* [Prompt]: Scan the material below for "historia", then return each line that contains it.
▽
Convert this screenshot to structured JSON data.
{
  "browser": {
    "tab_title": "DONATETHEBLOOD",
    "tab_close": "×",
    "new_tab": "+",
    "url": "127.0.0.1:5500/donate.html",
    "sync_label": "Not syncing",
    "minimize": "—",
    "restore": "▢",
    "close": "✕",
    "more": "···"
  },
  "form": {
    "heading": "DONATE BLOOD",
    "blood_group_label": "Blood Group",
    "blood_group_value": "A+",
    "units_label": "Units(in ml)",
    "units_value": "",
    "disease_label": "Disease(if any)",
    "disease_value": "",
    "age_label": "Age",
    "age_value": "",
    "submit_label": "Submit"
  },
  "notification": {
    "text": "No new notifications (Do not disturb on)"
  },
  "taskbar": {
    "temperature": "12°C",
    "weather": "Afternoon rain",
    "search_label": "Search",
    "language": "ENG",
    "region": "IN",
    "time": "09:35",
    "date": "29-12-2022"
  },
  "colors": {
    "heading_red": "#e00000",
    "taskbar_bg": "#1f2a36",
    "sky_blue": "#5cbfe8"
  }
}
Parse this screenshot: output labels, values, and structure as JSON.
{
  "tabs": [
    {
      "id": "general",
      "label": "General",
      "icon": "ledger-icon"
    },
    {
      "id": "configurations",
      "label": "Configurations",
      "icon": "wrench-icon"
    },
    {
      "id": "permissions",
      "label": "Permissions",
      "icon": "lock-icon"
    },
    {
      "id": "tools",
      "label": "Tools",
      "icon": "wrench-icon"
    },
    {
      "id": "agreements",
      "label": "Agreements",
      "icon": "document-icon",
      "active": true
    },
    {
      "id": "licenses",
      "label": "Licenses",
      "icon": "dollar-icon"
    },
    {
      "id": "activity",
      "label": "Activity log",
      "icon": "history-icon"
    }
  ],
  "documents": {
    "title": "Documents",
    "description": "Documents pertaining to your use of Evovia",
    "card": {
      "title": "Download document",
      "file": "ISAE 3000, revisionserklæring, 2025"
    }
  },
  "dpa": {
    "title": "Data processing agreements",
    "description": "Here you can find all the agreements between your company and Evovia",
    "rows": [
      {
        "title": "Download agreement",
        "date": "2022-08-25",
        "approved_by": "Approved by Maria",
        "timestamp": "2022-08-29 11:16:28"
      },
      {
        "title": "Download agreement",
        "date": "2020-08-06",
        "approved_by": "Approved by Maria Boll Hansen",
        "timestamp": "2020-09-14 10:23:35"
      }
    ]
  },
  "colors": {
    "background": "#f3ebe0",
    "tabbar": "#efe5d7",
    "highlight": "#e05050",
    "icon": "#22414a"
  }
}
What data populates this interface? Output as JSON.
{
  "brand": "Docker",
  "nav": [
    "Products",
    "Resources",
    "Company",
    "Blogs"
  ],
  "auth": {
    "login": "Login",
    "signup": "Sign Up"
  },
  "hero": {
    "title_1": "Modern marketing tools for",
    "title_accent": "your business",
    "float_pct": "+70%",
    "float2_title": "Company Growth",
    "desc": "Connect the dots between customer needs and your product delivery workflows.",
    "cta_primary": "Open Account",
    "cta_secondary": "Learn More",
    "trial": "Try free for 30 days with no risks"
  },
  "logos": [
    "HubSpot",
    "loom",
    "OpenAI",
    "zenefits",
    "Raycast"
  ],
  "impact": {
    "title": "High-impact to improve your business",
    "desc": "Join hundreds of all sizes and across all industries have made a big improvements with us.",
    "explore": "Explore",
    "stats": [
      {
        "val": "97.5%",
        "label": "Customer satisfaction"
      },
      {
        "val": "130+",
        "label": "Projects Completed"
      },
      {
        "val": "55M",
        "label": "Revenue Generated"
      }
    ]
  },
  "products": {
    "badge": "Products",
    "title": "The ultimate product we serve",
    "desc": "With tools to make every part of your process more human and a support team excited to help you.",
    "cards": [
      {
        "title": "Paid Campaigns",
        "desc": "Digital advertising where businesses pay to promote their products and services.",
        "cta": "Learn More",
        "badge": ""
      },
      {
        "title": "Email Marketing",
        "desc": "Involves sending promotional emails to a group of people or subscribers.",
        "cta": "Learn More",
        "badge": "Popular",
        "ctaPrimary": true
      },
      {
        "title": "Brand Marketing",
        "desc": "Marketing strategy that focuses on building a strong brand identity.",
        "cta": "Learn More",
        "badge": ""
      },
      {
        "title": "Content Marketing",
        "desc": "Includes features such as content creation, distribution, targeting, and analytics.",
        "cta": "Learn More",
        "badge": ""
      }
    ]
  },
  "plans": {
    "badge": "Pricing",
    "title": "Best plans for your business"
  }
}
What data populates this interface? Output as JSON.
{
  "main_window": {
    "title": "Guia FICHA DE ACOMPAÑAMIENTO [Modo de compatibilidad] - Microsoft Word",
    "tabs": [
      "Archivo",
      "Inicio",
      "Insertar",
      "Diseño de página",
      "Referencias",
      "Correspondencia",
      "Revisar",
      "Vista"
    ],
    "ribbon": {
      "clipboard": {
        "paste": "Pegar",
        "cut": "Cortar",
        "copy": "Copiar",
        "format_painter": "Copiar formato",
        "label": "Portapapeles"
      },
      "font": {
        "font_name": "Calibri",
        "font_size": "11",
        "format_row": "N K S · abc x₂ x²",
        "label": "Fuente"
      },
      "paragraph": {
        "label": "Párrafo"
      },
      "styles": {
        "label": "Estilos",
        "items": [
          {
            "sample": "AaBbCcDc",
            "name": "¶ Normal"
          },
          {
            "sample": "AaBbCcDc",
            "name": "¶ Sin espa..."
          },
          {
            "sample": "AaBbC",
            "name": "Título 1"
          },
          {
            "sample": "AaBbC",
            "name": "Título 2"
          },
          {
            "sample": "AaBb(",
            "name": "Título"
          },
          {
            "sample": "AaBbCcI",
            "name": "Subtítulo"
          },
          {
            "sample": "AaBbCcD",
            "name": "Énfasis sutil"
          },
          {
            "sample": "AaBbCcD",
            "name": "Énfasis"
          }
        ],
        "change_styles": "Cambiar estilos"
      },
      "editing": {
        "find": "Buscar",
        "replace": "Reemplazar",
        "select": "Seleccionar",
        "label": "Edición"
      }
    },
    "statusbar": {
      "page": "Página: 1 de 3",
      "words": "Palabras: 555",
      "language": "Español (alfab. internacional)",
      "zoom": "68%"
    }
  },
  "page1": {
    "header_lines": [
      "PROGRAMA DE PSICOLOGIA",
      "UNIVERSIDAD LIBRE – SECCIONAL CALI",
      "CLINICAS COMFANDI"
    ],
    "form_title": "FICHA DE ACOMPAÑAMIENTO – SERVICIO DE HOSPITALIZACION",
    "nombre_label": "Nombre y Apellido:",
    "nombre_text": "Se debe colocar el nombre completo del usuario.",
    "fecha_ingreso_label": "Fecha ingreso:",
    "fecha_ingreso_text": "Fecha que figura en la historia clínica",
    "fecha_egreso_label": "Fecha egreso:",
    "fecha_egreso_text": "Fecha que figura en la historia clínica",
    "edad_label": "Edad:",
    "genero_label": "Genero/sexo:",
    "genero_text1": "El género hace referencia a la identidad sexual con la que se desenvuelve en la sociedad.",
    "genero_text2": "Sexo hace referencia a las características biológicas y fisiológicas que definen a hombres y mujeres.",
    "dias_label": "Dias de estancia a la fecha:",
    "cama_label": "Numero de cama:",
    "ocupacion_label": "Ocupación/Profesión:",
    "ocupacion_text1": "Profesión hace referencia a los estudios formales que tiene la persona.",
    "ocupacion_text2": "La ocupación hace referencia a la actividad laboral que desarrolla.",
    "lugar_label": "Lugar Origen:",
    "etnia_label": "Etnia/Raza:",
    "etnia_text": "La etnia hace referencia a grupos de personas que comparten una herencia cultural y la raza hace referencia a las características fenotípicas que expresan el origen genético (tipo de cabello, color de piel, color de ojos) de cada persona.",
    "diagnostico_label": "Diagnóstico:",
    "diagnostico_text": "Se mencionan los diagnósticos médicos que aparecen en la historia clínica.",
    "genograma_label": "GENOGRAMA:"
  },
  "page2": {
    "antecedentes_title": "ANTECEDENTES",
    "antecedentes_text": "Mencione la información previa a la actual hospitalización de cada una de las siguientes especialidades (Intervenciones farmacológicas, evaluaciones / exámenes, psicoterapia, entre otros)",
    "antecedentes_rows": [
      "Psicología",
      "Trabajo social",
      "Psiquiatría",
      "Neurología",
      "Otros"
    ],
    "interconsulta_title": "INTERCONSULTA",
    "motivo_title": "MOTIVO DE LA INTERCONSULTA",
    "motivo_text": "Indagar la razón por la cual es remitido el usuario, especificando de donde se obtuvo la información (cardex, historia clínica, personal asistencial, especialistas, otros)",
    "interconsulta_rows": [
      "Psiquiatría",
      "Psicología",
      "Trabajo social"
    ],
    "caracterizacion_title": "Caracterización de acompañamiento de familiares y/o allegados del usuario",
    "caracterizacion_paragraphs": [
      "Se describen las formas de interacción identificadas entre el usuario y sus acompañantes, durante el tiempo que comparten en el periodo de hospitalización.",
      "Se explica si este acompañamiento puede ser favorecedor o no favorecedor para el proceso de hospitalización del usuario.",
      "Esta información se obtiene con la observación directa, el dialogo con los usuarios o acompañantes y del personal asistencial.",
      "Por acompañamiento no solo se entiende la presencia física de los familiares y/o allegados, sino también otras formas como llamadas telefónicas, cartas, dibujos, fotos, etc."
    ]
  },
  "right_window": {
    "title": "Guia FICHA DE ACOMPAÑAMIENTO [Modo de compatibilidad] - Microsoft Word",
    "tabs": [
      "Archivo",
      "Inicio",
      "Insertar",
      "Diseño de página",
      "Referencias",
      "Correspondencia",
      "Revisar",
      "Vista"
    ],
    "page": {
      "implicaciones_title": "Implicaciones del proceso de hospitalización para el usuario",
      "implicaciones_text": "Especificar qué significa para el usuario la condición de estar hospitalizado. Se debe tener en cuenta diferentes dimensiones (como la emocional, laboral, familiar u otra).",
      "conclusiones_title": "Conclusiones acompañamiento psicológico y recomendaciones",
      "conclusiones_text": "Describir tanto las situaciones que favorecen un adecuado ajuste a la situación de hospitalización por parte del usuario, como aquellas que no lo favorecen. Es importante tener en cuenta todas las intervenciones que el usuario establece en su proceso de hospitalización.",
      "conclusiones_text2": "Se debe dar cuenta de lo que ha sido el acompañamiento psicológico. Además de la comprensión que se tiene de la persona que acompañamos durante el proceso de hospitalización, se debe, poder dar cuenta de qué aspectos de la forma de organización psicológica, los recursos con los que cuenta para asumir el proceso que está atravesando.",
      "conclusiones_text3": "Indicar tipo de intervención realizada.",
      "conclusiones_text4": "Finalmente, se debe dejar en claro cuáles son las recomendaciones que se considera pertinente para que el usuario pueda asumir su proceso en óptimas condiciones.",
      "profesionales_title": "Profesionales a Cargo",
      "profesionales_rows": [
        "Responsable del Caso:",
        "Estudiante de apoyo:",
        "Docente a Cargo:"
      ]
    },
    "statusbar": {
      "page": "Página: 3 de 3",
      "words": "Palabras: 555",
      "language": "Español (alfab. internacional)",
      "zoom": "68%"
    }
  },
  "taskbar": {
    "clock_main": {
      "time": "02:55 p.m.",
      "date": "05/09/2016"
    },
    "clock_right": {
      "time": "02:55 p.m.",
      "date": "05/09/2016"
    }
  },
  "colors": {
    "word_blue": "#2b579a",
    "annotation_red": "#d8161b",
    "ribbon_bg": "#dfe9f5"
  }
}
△
* [Solution for this problem]:
    "fecha_ingreso_text": "Fecha que figura en la historia clínica",
    "fecha_egreso_text": "Fecha que figura en la historia clínica",
    "diagnostico_text": "Se mencionan los diagnósticos médicos que aparecen en la historia clínica.",
    "motivo_text": "Indagar la razón por la cual es remitido el usuario, especificando de donde se obtuvo la información (cardex, historia clínica, personal asistencial, especialistas, otros)",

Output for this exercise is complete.